*** Task inputs

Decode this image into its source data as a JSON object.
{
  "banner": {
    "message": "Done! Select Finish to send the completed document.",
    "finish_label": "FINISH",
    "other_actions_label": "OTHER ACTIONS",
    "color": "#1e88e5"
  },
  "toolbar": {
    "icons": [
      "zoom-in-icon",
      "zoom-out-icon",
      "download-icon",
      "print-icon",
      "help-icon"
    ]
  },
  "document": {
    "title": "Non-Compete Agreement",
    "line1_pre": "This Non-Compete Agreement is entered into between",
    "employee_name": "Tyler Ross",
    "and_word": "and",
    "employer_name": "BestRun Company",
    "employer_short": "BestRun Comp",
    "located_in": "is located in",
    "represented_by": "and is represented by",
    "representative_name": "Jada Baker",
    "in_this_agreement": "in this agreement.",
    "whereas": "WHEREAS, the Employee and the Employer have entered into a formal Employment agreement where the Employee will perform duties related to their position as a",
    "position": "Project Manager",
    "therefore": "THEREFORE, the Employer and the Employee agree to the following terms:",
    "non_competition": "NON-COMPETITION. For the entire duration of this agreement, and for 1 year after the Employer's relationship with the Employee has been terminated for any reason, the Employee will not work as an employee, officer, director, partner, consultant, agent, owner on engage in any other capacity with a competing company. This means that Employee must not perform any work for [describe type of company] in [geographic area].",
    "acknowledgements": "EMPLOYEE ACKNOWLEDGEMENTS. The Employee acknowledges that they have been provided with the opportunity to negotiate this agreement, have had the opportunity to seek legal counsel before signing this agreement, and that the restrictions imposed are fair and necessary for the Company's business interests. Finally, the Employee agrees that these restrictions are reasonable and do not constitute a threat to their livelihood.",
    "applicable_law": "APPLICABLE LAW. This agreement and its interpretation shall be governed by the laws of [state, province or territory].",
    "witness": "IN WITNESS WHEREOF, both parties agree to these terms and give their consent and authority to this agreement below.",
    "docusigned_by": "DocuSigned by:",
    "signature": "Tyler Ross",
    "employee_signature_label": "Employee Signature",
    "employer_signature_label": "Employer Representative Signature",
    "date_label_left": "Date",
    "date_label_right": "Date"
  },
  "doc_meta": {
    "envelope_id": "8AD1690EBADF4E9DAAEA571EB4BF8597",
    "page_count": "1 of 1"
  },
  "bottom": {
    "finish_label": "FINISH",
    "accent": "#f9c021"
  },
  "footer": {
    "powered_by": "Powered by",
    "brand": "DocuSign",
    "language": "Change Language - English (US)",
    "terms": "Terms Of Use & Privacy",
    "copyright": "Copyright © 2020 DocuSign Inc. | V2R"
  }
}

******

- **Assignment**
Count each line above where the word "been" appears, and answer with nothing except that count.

- **Solved exercise**
2